Here’s a link to a rather lengthy article blaming high food costs on speculators and investors in industrial agriculture. It discusses many of the problems currently facing agricutlure and the human suffering caused by high food prices around the world.
I don’t want to defend either group but here is an alternative theory that high food prices can be explained by the economic principal that prices are equal to the marginal cost of producing the last item.
This principal can be illustrated with two examples – oil and telecommunications.
As the demand for oil has increased and the easily accesible oil has been extracted oil producers have sought out more difficult deposits. – and the price has gone up. If the price had not gone up or if governments had legislated a top price, producers would not extract the more expensive oil. Therefore the cost of oil is equal to the cost of the last unit extracted. The result has been windfall profits for all those producers who still have supplies of cheaper oil.
The opposite has happened in telecommunications. As capacity has increased and costs have fallen the cost of making one more phone call is nearly zero. In this case we have all benefited.
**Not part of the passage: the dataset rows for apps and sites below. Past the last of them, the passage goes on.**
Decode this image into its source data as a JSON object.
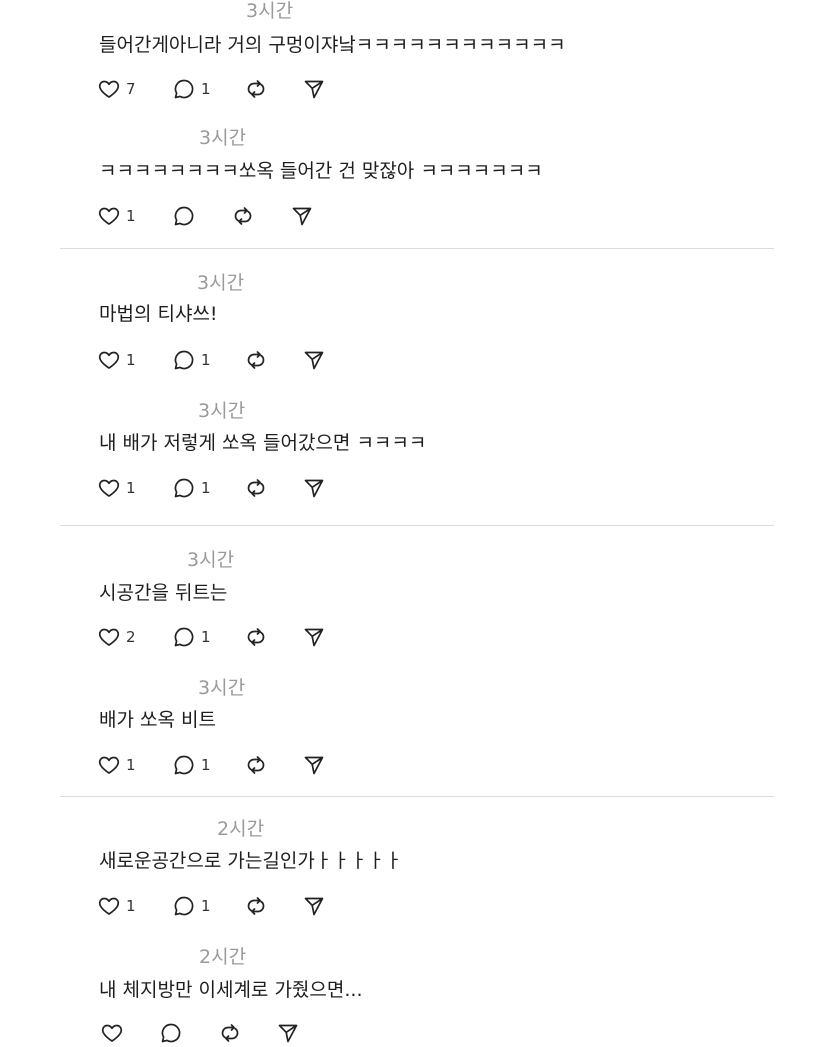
{
  "posts": [
    {
      "time": "3시간",
      "text": "들어간게아니라 거의 구멍이쟈낰ㅋㅋㅋㅋㅋㅋㅋㅋㅋㅋㅋㅋ",
      "likes": "7",
      "replies": "1"
    },
    {
      "time": "3시간",
      "text": "ㅋㅋㅋㅋㅋㅋㅋㅋ쏘옥 들어간 건 맞잖아 ㅋㅋㅋㅋㅋㅋㅋ",
      "likes": "1",
      "replies": ""
    },
    {
      "time": "3시간",
      "text": "마법의 티샤쓰!",
      "likes": "1",
      "replies": "1"
    },
    {
      "time": "3시간",
      "text": "내 배가 저렇게 쏘옥 들어갔으면 ㅋㅋㅋㅋ",
      "likes": "1",
      "replies": "1"
    },
    {
      "time": "3시간",
      "text": "시공간을 뒤트는",
      "likes": "2",
      "replies": "1"
    },
    {
      "time": "3시간",
      "text": "배가 쏘옥 비트",
      "likes": "1",
      "replies": "1"
    },
    {
      "time": "2시간",
      "text": "새로운공간으로 가는길인가ㅏㅏㅏㅏㅏ",
      "likes": "1",
      "replies": "1"
    },
    {
      "time": "2시간",
      "text": "내 체지방만 이세계로 가줬으면...",
      "likes": "",
      "replies": ""
    }
  ],
  "icons": {
    "like": "heart-icon",
    "reply": "speech-bubble-icon",
    "repost": "repost-icon",
    "share": "send-icon"
  }
}
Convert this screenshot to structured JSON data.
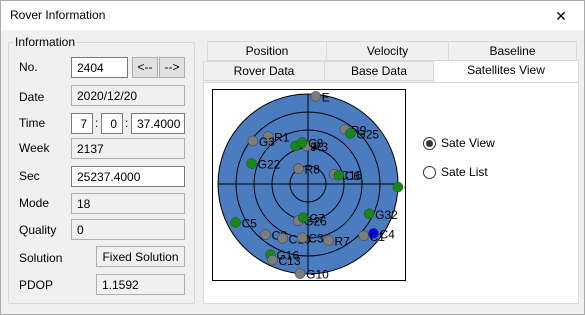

Agriculture is probably more like oil. As demand has increased farmers are using less productive land and more expensive inputs and costs are going up. As the marginal cost of the the last unit produced goes up so do all the prices and once again their are windfall profits.for somebody.
Food supply and pricing is complex – some people claim there is no shortage of food in the world. and it is hard to believe otherwise when one visits a supermarket or farmers market in British Columbia But then we can afford to pay the cost of bringing food in from other places which many people on this planet cannot.
Agriculture is of course complicated by subsidies which distort prices and interfere with efficient operation of the market and this may be a big source of problems.
Now back to the article,
I suspect the authors of this article are using speculators and investors in industrial agriculture as scapegoats. Generally it is easier to identify symptoms than it is problems and it is more satisfying to seek out scapegoats than solutions.
Speculators take the risk. of price movements. When prices are going up there are fewer risks although generally prices go up and down even if there is a strong trend. If they weren’t in the market then somebody else would take the risk and make the profits or losses
Filed under: Economics, Food supply | Tagged: agriculture, food prices, Industrial agriculture, marginal cost, oil, speculators, subsidies, telecommunications | Leave a comment »